◆ **Your assignment**
With the exception of the pictures, write out the data below precisely.

◆ **Entries shown**
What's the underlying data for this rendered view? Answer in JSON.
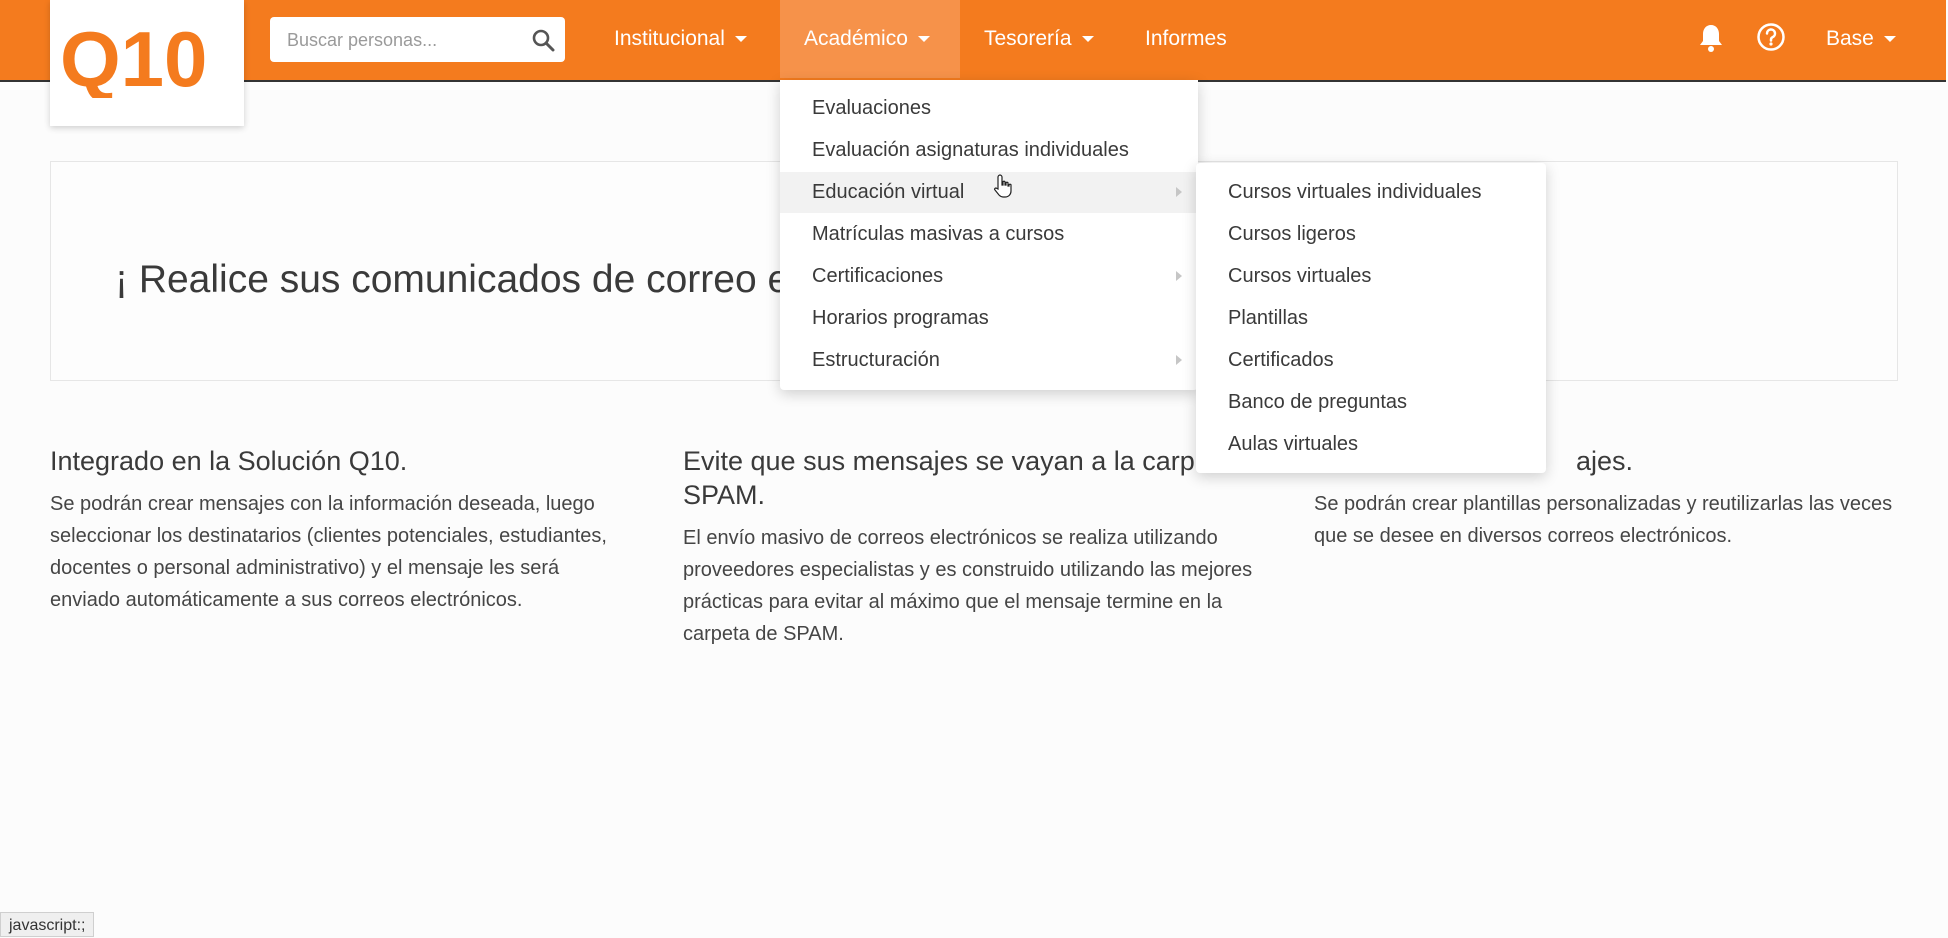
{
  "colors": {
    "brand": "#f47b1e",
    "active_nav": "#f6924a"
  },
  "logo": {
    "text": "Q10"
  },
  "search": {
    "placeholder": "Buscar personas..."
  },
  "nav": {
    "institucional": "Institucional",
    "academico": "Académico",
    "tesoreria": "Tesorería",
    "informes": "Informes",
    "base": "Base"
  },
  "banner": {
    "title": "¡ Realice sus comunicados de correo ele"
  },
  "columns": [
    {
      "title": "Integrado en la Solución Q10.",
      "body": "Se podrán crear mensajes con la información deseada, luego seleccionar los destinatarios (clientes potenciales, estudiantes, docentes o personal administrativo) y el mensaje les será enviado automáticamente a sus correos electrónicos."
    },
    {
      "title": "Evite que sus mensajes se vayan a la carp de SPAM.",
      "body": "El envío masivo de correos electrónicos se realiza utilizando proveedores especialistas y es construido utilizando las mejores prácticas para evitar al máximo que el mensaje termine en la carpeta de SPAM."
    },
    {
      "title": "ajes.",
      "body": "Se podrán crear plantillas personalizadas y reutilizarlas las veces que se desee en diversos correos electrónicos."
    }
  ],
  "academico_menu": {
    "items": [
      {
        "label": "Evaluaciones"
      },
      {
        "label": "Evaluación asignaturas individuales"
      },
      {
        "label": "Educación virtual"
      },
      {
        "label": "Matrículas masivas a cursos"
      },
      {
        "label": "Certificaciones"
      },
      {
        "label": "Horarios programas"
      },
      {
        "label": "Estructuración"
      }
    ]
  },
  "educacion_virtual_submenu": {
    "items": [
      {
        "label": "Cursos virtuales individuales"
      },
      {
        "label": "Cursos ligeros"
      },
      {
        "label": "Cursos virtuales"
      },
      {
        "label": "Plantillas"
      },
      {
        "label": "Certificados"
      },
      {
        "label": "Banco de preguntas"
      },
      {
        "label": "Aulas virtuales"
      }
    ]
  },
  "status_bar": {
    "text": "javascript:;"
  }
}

◆ **Expected answer**
What's the underlying data for this rendered view? Answer in JSON.
{
  "colors": {
    "brand": "#f47b1e",
    "active_nav": "#f6924a"
  },
  "logo": {
    "text": "Q10"
  },
  "search": {
    "placeholder": "Buscar personas..."
  },
  "nav": {
    "institucional": "Institucional",
    "academico": "Académico",
    "tesoreria": "Tesorería",
    "informes": "Informes",
    "base": "Base"
  },
  "banner": {
    "title": "¡ Realice sus comunicados de correo ele"
  },
  "columns": [
    {
      "title": "Integrado en la Solución Q10.",
      "body": "Se podrán crear mensajes con la información deseada, luego seleccionar los destinatarios (clientes potenciales, estudiantes, docentes o personal administrativo) y el mensaje les será enviado automáticamente a sus correos electrónicos."
    },
    {
      "title": "Evite que sus mensajes se vayan a la carp de SPAM.",
      "body": "El envío masivo de correos electrónicos se realiza utilizando proveedores especialistas y es construido utilizando las mejores prácticas para evitar al máximo que el mensaje termine en la carpeta de SPAM."
    },
    {
      "title": "ajes.",
      "body": "Se podrán crear plantillas personalizadas y reutilizarlas las veces que se desee en diversos correos electrónicos."
    }
  ],
  "academico_menu": {
    "items": [
      {
        "label": "Evaluaciones"
      },
      {
        "label": "Evaluación asignaturas individuales"
      },
      {
        "label": "Educación virtual"
      },
      {
        "label": "Matrículas masivas a cursos"
      },
      {
        "label": "Certificaciones"
      },
      {
        "label": "Horarios programas"
      },
      {
        "label": "Estructuración"
      }
    ]
  },
  "educacion_virtual_submenu": {
    "items": [
      {
        "label": "Cursos virtuales individuales"
      },
      {
        "label": "Cursos ligeros"
      },
      {
        "label": "Cursos virtuales"
      },
      {
        "label": "Plantillas"
      },
      {
        "label": "Certificados"
      },
      {
        "label": "Banco de preguntas"
      },
      {
        "label": "Aulas virtuales"
      }
    ]
  },
  "status_bar": {
    "text": "javascript:;"
  }
}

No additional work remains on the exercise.